The University of Sudbury has tapped a historian to lead its historic effort to become a French-language university.
Serge Miville will take over from Father John Meehan, who is leaving to become director of the Bill Graham Centre for Contemporary International History at Trinity College, at the University of Toronto.
“It is an immense honour to take on such a significant responsibility,” Miville said in a release on Thursday. “My commitment to students is clear: the entire team at the University of Sudbury will leverage our resources to ensure that you have the option to study in the North, in French, and that your academic credentials will be recognized and transferable.
“I am profoundly optimistic about the future of our university, about the future of Francophone higher-level education, and remain hopeful our partners in the provincial and federal governments will be of assistance as we serve the Francophone community, but most of all, as we attempt to open our doors to students in September 2021.”
Until this spring, the University of Sudbury, along with Huntington University and Thorneloe University were federated with Laurentian University and shared $7 million in funding.
However, cash-strapped Laurentian is restructuring. It has cut English and French programs, laid off close to 200 faculty and staff, and terminated its federation agreements and keeping the money it used to share with the U of Sudbury, Huntington and Thorneloe.
In response, the University of Sudbury has announced it would seek to reopen as a French university and hopes Miville can help lead the way.
The University of Sudbury called Miville an accomplished historian, who “was the ideal candidate to lead the University through this next decisive step to continue its evolution in support of leading-edge higher education by, for and with the North’s resilient Francophone community.”
Hailing from Smooth Rock Falls in Northern Ontario, Miville holds a Bachelor and a Master of Arts (Ottawa), as well as a PhD (York). In 2020, he was welcomed in the Société Charlevoix des études franco-ontariennes.
Miville was, until recently, Research Chair in Franco-Ontarian History at Laurentian University. He also served as the director of the Institut franco-ontarien, which has now moved its offices to the University of Sudbury.
In addition to his academic roles, Miville has been instrumental in administrative and governance roles through various academic committees and boards.
Miville’s writings on francophone Canada have been featured in The New York Times, The Washington Post, Société Radio-Canada, Le Droit, and Le Devoir, amongst others.
“Dr. Miville is an excellent successor for the realization of our mandate. His drive, his positive leadership, his aptitudes and his vision align perfectly with the ambitions of our university,” said Pierre Riopel, chair of the board of regents.

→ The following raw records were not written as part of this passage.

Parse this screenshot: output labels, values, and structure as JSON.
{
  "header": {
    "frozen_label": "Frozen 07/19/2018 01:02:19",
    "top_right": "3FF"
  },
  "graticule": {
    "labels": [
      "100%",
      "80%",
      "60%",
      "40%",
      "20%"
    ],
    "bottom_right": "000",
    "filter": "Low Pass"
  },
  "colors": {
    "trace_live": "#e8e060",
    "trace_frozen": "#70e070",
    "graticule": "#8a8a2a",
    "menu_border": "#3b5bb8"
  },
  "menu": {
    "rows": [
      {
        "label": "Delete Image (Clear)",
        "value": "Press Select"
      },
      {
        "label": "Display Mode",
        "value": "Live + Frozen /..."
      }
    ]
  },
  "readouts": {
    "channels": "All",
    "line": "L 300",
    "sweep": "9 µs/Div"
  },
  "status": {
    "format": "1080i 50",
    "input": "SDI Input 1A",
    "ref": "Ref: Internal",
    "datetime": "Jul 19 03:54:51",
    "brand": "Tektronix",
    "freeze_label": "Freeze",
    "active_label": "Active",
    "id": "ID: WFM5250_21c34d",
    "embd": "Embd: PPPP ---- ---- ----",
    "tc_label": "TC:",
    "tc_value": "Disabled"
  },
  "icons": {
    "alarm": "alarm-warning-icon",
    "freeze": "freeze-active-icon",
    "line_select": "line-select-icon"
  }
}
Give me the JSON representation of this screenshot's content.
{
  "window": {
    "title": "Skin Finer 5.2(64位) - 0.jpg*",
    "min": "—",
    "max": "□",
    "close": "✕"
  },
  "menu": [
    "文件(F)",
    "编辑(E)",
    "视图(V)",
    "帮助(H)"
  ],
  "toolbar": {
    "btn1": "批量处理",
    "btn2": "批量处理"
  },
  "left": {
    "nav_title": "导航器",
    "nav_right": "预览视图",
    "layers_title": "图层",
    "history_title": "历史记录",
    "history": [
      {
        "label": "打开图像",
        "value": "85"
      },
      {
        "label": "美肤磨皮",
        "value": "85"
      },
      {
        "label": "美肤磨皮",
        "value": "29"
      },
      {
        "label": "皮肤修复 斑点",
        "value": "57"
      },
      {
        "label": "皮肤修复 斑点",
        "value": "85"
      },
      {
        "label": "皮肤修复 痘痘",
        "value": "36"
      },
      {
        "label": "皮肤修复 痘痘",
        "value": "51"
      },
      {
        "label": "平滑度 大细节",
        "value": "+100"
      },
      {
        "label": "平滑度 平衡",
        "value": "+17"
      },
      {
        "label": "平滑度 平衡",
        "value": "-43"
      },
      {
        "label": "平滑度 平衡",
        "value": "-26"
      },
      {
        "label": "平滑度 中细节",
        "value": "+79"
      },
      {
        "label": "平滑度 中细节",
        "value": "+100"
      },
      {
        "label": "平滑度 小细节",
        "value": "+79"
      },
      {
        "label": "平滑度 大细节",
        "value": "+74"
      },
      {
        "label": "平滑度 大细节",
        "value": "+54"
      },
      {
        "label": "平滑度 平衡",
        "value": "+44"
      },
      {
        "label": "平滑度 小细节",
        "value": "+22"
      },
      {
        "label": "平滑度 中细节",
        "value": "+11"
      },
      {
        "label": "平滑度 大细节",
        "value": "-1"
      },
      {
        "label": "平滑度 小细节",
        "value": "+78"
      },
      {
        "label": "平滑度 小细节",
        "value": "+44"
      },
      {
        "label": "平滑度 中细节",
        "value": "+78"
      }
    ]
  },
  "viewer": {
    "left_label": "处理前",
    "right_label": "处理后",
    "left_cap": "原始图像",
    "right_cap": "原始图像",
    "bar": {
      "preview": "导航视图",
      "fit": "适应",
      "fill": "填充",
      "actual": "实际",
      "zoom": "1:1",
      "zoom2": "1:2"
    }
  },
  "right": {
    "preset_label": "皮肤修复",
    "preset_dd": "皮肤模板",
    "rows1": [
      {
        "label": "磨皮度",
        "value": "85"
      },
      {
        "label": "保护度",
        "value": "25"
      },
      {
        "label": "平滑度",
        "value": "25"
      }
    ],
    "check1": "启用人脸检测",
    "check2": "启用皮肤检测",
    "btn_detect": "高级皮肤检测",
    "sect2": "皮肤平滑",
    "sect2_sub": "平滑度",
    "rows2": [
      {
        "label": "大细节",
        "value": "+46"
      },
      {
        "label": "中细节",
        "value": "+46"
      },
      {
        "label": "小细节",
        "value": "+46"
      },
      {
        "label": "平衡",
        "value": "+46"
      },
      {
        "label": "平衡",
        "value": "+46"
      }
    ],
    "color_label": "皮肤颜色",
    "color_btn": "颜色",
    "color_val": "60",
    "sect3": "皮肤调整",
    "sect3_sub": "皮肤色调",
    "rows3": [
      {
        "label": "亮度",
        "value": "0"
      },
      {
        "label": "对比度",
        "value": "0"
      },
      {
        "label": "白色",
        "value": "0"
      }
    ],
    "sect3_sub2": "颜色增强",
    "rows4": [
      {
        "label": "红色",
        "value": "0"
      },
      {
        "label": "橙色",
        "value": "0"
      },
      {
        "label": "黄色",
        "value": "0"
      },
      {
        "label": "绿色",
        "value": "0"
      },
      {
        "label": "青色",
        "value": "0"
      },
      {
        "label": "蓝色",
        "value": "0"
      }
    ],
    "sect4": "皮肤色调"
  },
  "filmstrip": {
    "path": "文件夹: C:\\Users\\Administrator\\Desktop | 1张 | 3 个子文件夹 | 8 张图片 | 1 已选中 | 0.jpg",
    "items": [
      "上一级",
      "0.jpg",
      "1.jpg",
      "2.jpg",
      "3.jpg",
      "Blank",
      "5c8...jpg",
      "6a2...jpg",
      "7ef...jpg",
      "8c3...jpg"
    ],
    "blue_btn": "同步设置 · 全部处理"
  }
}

“The appointment of Dr. Miville represents a generational change in leadership that reflects the university’s new direction and plans to offer a new and unique experience to its students,” the release said. “He is deeply committed to the Greater Sudbury community, to its students, its professors, and its broader academic community …
“Dr. Miville is further committed to establishing an inclusive post-secondary education vision that maximizes opportunities found within the broader network of French-language post-secondary institutions to offer the best possible choice and diversity of educational opportunities in person and through hybrid options. Dr. Miville is also deeply committed to ensuring the continuation of the University’s dialogue with Indigenous communities.”